Content starts

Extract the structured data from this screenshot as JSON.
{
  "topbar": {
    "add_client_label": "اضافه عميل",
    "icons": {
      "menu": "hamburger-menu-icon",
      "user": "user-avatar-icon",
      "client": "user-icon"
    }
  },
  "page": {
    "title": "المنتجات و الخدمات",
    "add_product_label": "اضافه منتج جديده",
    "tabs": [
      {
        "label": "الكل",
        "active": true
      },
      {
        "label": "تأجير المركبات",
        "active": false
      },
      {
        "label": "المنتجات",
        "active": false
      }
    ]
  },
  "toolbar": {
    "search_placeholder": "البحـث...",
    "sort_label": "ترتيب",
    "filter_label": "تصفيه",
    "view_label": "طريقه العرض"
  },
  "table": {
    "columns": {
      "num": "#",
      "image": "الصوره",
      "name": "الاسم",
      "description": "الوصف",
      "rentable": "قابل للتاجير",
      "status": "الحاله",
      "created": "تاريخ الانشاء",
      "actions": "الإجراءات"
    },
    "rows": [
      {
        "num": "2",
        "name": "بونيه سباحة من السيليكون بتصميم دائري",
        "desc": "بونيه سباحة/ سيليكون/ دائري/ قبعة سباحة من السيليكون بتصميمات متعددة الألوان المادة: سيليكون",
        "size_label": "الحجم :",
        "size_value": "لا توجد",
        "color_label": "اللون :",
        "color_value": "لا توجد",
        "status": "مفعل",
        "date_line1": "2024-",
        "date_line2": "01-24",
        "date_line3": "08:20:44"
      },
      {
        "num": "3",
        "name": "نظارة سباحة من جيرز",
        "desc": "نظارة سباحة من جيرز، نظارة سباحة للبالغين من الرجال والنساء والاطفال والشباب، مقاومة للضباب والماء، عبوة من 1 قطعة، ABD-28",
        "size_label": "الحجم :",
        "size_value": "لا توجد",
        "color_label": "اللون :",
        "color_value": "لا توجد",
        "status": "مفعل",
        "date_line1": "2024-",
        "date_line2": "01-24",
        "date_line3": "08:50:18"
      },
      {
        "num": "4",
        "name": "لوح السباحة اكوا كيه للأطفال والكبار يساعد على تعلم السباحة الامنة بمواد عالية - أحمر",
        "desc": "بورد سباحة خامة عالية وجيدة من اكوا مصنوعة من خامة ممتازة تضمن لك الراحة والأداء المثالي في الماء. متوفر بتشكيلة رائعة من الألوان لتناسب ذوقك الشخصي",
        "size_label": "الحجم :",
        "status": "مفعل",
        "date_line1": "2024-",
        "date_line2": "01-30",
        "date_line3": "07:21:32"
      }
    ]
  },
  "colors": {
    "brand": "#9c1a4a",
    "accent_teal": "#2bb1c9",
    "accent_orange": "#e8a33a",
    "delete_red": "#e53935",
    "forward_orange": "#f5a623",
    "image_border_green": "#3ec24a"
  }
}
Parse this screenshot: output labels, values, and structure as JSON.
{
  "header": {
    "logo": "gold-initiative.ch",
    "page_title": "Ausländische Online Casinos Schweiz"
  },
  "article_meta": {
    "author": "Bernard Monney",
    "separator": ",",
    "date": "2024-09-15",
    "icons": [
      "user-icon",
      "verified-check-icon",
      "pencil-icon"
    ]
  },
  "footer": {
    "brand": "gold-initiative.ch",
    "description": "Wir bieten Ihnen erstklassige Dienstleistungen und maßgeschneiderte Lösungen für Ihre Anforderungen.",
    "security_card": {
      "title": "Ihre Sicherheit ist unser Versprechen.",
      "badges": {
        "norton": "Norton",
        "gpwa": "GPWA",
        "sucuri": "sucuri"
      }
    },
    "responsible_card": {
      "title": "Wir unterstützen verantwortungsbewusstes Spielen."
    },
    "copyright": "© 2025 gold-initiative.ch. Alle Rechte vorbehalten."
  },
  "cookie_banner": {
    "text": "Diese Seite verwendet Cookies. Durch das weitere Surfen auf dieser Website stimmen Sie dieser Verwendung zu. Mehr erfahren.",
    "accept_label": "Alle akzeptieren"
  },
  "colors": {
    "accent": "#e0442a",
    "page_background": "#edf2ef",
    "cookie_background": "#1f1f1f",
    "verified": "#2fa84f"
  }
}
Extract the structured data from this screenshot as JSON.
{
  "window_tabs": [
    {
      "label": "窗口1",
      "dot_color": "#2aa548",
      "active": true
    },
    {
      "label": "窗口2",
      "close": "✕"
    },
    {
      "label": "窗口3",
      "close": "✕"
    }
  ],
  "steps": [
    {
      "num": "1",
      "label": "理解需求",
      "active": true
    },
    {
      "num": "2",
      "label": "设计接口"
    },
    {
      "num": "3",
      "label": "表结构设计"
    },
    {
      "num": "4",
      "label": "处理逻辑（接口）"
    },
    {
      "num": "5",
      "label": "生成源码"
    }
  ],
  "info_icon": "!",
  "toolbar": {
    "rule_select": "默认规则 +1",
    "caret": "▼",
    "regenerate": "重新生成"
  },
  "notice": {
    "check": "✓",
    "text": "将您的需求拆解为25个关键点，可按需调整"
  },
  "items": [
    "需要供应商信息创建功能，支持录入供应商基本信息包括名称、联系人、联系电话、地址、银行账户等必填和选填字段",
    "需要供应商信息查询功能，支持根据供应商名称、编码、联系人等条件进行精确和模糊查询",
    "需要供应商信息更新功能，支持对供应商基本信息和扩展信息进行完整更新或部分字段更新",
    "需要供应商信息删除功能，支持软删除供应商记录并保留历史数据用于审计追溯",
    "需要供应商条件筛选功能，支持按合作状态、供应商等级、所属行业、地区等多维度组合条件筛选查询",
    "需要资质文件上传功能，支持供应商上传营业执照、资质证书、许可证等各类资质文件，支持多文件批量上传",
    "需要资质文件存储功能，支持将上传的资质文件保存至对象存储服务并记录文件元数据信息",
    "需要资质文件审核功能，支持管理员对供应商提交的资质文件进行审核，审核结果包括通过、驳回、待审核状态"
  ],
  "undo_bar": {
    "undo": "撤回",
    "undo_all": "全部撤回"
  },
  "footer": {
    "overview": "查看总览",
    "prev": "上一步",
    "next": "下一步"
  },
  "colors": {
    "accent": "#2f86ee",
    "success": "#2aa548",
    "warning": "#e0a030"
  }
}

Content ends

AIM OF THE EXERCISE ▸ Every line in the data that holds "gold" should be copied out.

RESPONSE ▸
    "logo": "gold-initiative.ch",
    "brand": "gold-initiative.ch",
    "copyright": "© 2025 gold-initiative.ch. Alle Rechte vorbehalten."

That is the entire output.